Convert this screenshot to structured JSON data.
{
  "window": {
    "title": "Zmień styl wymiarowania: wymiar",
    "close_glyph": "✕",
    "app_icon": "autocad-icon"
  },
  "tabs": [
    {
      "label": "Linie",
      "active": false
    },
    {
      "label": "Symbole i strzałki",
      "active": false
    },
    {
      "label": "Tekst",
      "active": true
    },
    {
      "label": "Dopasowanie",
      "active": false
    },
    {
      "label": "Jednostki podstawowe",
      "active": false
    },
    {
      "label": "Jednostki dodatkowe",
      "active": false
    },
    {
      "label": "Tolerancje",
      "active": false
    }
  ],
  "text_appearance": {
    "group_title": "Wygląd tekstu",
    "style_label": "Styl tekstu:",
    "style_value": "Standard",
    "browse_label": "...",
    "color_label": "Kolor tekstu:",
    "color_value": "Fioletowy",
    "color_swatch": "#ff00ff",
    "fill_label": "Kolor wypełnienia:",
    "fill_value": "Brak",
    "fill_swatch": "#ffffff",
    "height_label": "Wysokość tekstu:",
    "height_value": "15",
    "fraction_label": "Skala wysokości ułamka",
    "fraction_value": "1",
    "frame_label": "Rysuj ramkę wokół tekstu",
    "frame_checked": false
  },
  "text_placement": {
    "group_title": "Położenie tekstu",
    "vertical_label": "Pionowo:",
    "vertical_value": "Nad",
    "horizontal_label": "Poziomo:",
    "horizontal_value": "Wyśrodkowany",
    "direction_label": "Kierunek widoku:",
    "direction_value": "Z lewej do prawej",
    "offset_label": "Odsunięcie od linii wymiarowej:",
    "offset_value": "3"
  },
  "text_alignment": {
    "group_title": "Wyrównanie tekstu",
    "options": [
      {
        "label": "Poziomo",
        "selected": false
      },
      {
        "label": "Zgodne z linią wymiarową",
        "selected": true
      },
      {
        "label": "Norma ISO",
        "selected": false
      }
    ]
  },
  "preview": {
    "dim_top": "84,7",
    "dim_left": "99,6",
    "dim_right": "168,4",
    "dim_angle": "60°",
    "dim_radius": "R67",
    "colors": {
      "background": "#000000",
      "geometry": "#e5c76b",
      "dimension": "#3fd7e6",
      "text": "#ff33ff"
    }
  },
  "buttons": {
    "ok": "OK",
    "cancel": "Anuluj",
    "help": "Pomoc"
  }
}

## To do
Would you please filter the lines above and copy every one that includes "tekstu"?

## Completed task
    "group_title": "Wygląd tekstu",
    "style_label": "Styl tekstu:",
    "color_label": "Kolor tekstu:",
    "height_label": "Wysokość tekstu:",
    "frame_label": "Rysuj ramkę wokół tekstu",
    "group_title": "Położenie tekstu",
    "group_title": "Wyrównanie tekstu",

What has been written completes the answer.